Lay leader Carolyne Jones had a solution. “The children could come to the church, connect to the WiFi and still do their school work,” she said.
She even volunteered to arrive every morning at 8 a.m. to stay with the students all day. “I had my mask and hand sanitizer,” she said. “And we had plenty of room for distance in our sanctuary.”
Jones has a passion for helping youth in the community thrive at school. She served for about two decades as a substitute teacher. For the past two years, she launched a program during the summer to prevent the summer slide, or the learning lost over the months of vacation. Johnson also works with area judges to develop resources to help youth stay on the right track, and she regularly travels to Austin to advocate for an end to the school to prison pipeline.
Jones is a former mayor of the city of Kendleton, where the church is located. With a population of about 400, the town sits southwest of Houston, in Fort Bend County.
In the 1860s, former slaves built Kendleton, buying plots of William E. Kendall’s plantation. In the 1890s, the town had about 25 residents, a general store and two churches, one being Methodist.
Jones is proud to be a fourth-generation resident of Kendleton. Her family included some of the first landowners and settlers in the city. Her grandparents and parents were active in the community. “The mantle, I guess, I picked up,” she said with a laugh.

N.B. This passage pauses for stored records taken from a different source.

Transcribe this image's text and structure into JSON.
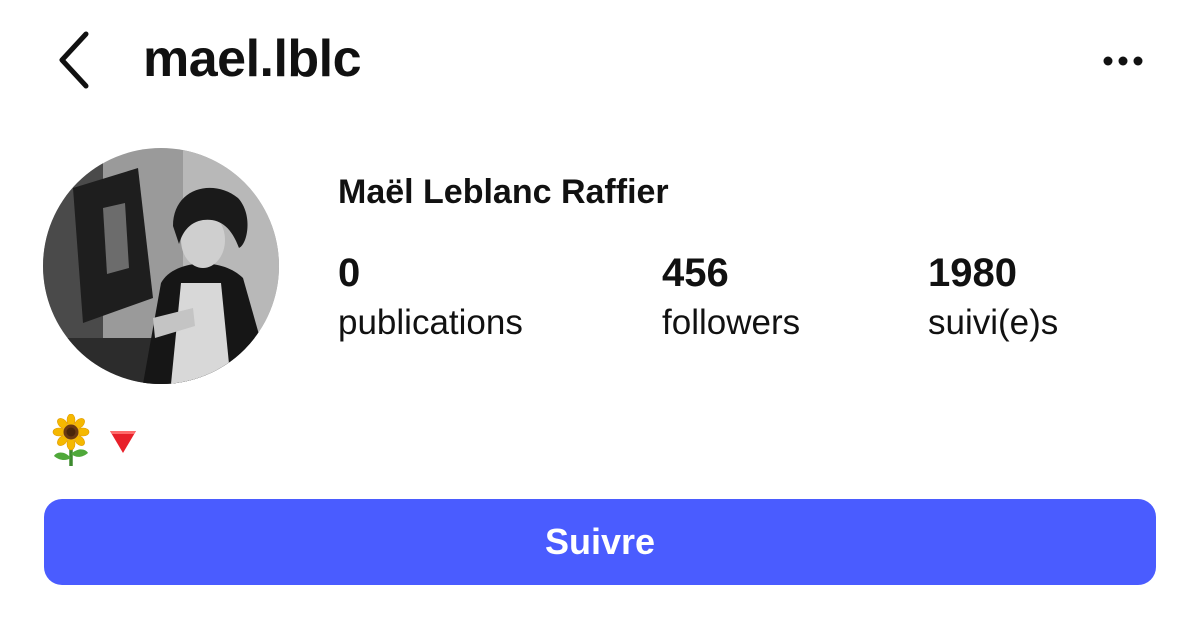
{
  "header": {
    "username": "mael.lblc"
  },
  "profile": {
    "display_name": "Maël Leblanc Raffier",
    "stats": {
      "posts": {
        "count": "0",
        "label": "publications"
      },
      "followers": {
        "count": "456",
        "label": "followers"
      },
      "following": {
        "count": "1980",
        "label": "suivi(e)s"
      }
    },
    "bio_icons": [
      "sunflower-emoji",
      "red-triangle-down-emoji"
    ]
  },
  "actions": {
    "follow_label": "Suivre"
  },
  "colors": {
    "accent": "#4a5cff",
    "text": "#111111",
    "background": "#ffffff"
  }
}
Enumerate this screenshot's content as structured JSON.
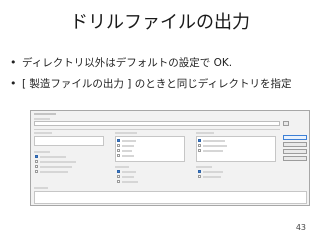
{
  "slide": {
    "title": "ドリルファイルの出力",
    "bullets": [
      "ディレクトリ以外はデフォルトの設定で OK.",
      "[ 製造ファイルの出力 ] のときと同じディレクトリを指定"
    ],
    "page_number": "43"
  }
}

Johnson said her commitment to helping the church’s children was commendable. “Mrs. Jones was the spearhead on this,” he added. “She took it on herself.”
A handful of students came to the church each day. Tables were placed at a proper distance for the children to use, and volunteers helped them stay focused on their studies.
Church members purchased headsets for the students so they would not disturb each other while virtually attending class. Volunteers also brought them snacks. Jones connected with Lamar Consolidated ISD to ensure that communication would go without a hitch.
“It all worked out pretty good,” Jones said. “It kept the children from getting behind in their classes.”
In fact, Johnson said the parents check in regularly with the church and have shared their children’s success in school. “We’ve been getting reports, and the kids were able to maintain their grades and even excel,” the pastor explained.
The experience was fulfilling, Jones said. “The parents still thank me all the time,” she added. “When the children would leave at the end of the day, they would say, ‘Thank you, Mrs. Jones.’ You can do something good to help, and that’s rewarding.”
That’s a lesson that she hopes to continue sharing with the students, even now that they are back in their regular classrooms. Currently, she is brainstorming plans for Dr. Martin Luther King’s birthday, which is Monday, Jan. 18. “We want to help them understand that giving back is important,” she said.
Dr. King was a shining example, she explained, of the significance of serving the community and speaking up for what is right.
Jones is also a role model for the youth, as she finds ways to help from volunteering to advocating in Austin, even at age 82, her pastor said.
Johnson believes that the church also has a critical role to play in serving residents. “It’s important that we follow in the footsteps of Jesus,” he said.
Faith is not only about salvation, the pastor explained. “Jesus says, I’ve come here to preach the good news to the poor,” Johnson added, quoting Luke.
Christ is the ultimate example of how to dedicate your life to help those in need, Johnson continued. “That’s what he calls on us to do – to serve others,” he said. “Being a small congregation, we try to move quickly if someone has a need. We find out about it and say, ‘Let’s be there for people.’”
Newman Chapel continues to search for new ways to be a rock for residents. “We’re been challenging ourselves, How can we help? We’ve been trying to live out our faith,” Johnson said. “God is still faithful -- even in these times – and can help us reach people.”